Mutant AI is as relentless as ever, with mutants swarming you once they discover your presence. There was a moment I was stalking an enemy encampment, only to be picked up by a winged demon and flown high into the air, before being dropped back down to the solid ground below. While on another occasion I was completely outnumbered by a plethora of mutant beasts and found myself out of ammo, forcing me to dive into the icy water below as I made my miraculous escape. The mutant AI never allows you to feel powerful; it is versatile, unpredictable, and dangerous.
Metro Exodus has one of the most detailed and beautiful post-apocalyptic worlds I’ve ever experienced. Regardless of which area you explore; every abandoned car, every demolished building, and every inch of the wasteland is littered with gorgeously detailed pieces of the world after the catastrophe.
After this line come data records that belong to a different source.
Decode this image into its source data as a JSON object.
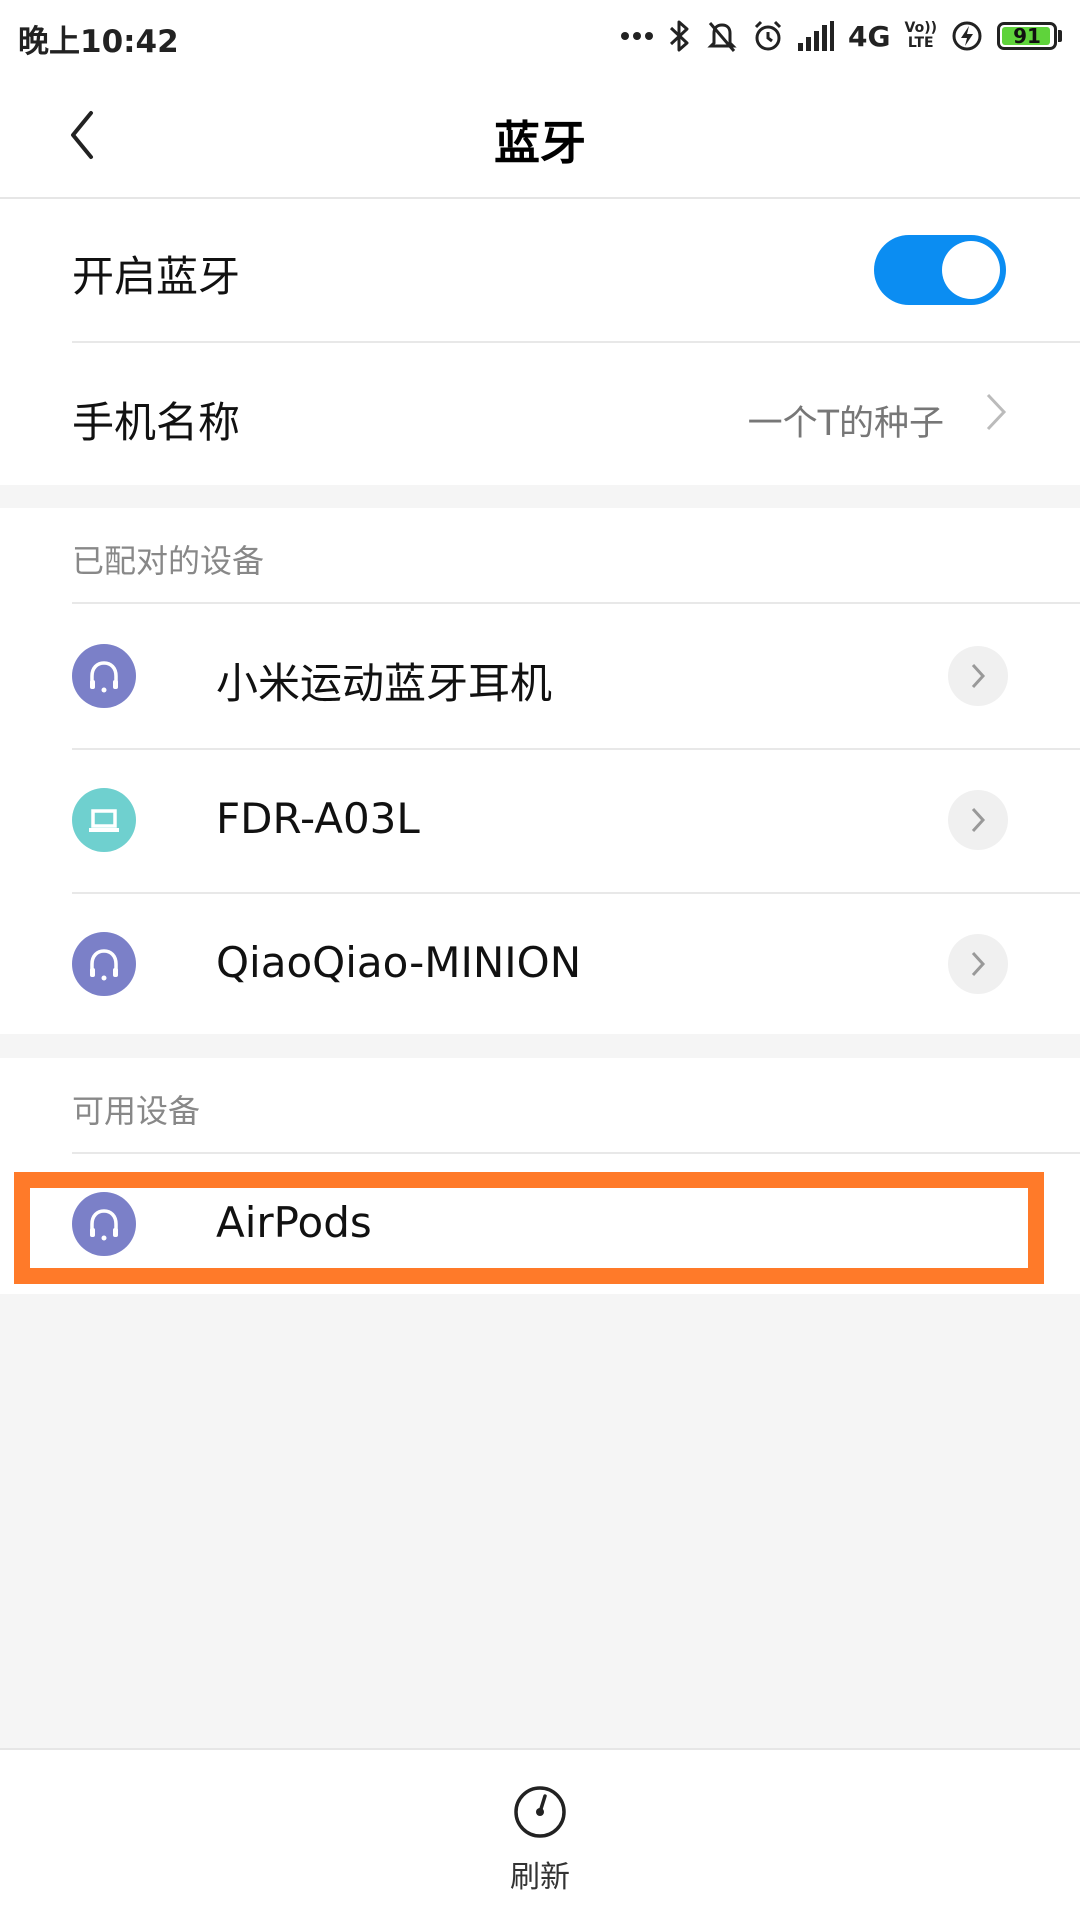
{
  "status_bar": {
    "time": "晚上10:42",
    "network": "4G",
    "volte_top": "Vo))",
    "volte_bottom": "LTE",
    "battery": "91"
  },
  "header": {
    "title": "蓝牙"
  },
  "settings": {
    "bluetooth_label": "开启蓝牙",
    "bluetooth_on": true,
    "phone_name_label": "手机名称",
    "phone_name_value": "一个T的种子"
  },
  "paired": {
    "header": "已配对的设备",
    "devices": [
      {
        "name": "小米运动蓝牙耳机",
        "icon": "headset-icon"
      },
      {
        "name": "FDR-A03L",
        "icon": "laptop-icon"
      },
      {
        "name": "QiaoQiao-MINION",
        "icon": "headset-icon"
      }
    ]
  },
  "available": {
    "header": "可用设备",
    "devices": [
      {
        "name": "AirPods",
        "icon": "headset-icon"
      }
    ]
  },
  "bottom": {
    "refresh_label": "刷新"
  },
  "colors": {
    "accent": "#0b8df2",
    "headset_icon_bg": "#7b80c8",
    "laptop_icon_bg": "#6fd0cf",
    "highlight": "#ff7a29"
  }
}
Exodus looks particularly amazing when exploring the desert location, with powerful sandstorms creating a vicious visual spectacle. I particularly found myself in awe of the beauty found within the snowy locales, especially when the snow is falling around you as the wind creates a frenzy of haunting sounds that mask out everything else around you. This is a world that has seen hell rain down from above, and 4A Games have captured that haunting image perfectly.
One of my biggest gripes with Metro Exodus would be the long loading times after death. These can take upwards of a minute in some cases, which can be annoying when tackling a difficult encounter. Load times between each distinct area are upwards of two minutes, but these are usually accompanied by Artyom’s voiceover which keeps the wait interesting. The only real technical issue I experienced was a severe instance of screen tearing during the middle portion of the game. For about an hour, regardless of gameplay or cut scene the screen tearing was a blatant occurrence. It eventually subsided, but hopefully this noticeable issue is fixed in future updates.
On the whole, Metro Exodus runs incredibly smooth, especially with the detailed and beautiful vistas on display.
Metro Exodus is an experience that continues to improve as you dive deeper into the fantastic adventure. Once Metro Exodus finds its feet and embraces the type of game it wants to be, it becomes a unique shooter that evolves the series, but never strays far from the true claustrophobic core of the original entries. Metro Exodus could easily have suffered from the same problems that plagued Dead Space 3, but instead of creating a third entry devoid of its past, it embraces these elements while evolving the series. 4A Games should be commended for this approach, as it was certainly no easy task to accomplish.
Metro Exodus is still not a perfect experience, with inconsistent AI, long load times, and an out of place silent protagonist its main issues. But Exodus takes great strides for the series in the right direction, and continues to improve Metro’s identity with every entry in the franchise.
Metro Exodus is a methodical shooter, with incredibly haunting missions, a beautifully detailed world, and a fantastic cast of characters. I cannot wait to see what 4A Games will offer in the future, when we eventually receive the next entry in this underrated ‘survival shooter’ series.
The Final Score: 8.5/10
Digital Xbox One review code was provided by publisher.